While MacRae stopped short of saying his company would like to operate the American boat tours, he said he's opposed to the idea of two companies operating in the same waters.

Glynn, whose family has run the Maid of the Mist Steamboat Co. for four decades, declined to comment. The family has a 40-year lease with New York State for the American tour operations, and the state's ability to terminate that lease depends mostly on financial insolvency or lease violations by the Maid of the Mist.

MacRae said he viewed the Glynns as partners in a transition rather than adversaries in a territorial fight, adding he believed the Glynns would continue to operate their tours this summer despite an earlier Glynn warning saying that was uncertain.

"They're not going to give up all the good will in the community [to show] that they're not happy here," MacRae said. "They're good people who have done a great job for the community."

What will happen if the Glynn family decides not to operate the tours before 2014?

"If they do something unpredictable, then we'll try to mitigate that, too," MacRae said.

The Canadian tours will be sent out without the iconic Maid of the Mist name, which the Glynns have attempted to trademark.

"In this day and age, the critical part of the name is not how long you have been around, not how cute it is," MacRae said. "The most important thing is doing the right job in cyberspace," where many boat trips are booked.

MacRae has chosen Niagara Falls Cruises as a working name, though he said that may change by the launch date.

Money played a role in Canada's decision to pick the San Francisco company to operate boat tours at the falls starting in 2014 -- the Niagara Parks Commission will make $300 million more than it did from its long-standing deal with the Maid of the Mist Steamboat Co.

But Hornblower also won the 30-year lease of prime Canadian land, officials said, because it plans to make the tours more exciting for the average tourist.

"I think we'll try to create a little more of a destination for them," MacRae said.

The company's plan for improving boat-tour operations is threefold: draw more tourists from around the world, make it easier for them to get to the boats and give them an unforgettable experience before they leave.

Of course, the main attraction will continue to be the mountain of tumbling water that has drawn tourists for centuries.
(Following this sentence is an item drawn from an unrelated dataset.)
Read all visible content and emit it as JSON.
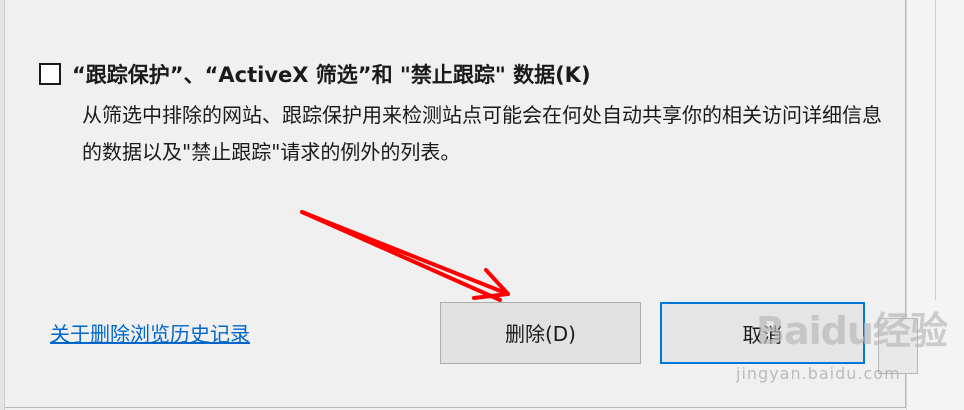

But, according to MacRae's vision, man-made upgrades to the tours will help the product, too.

Most noticeable will be the new boats, which will carry the same number of passengers as the Maid's fleet but will feature wider viewing platforms on the upper deck and a less-enclosed platform on the lower deck. The environmentally friendly boats, which have not been built, will include seating for the disabled, "dry zones," restrooms and on-board concessions.

The docking area along the Canadian shore will also see upgrades, including a new Falls View Deck with outdoor dining and viewing attached to an existing administration building. Those wishing to view the ride without braving the waters will be able to do so at a visitor pavilion and picnic area.

Tourists will have an easier time getting to the attraction, officials said, after Hornblower rebuilds an incline with an elevator car and provides a shuttle tram to take tourists to the docking area and disabled riders to the boats.

Tickets, which can be scanned directly from a smart phone, are not expected to rise in price from $15. Price increases are subject to Parks Commission approval.

Hornblower, which created a Canadian company to bid on the Niagara Falls tour rights, has an extensive history of boat tourism in the United States.

It puts on wedding, dinner and birthday cruises and private and corporate events on luxurious yachts in New York; San Francisco; San Diego; Marina Del Ray, Calif.; and Long Beach, Calif.

It also operates the two largest ferry concessions for the National Park Service at Alcatraz Island in San Francisco Bay and the Statue of Liberty National Monument and Ellis Island Immigration Museum in New York Harbor.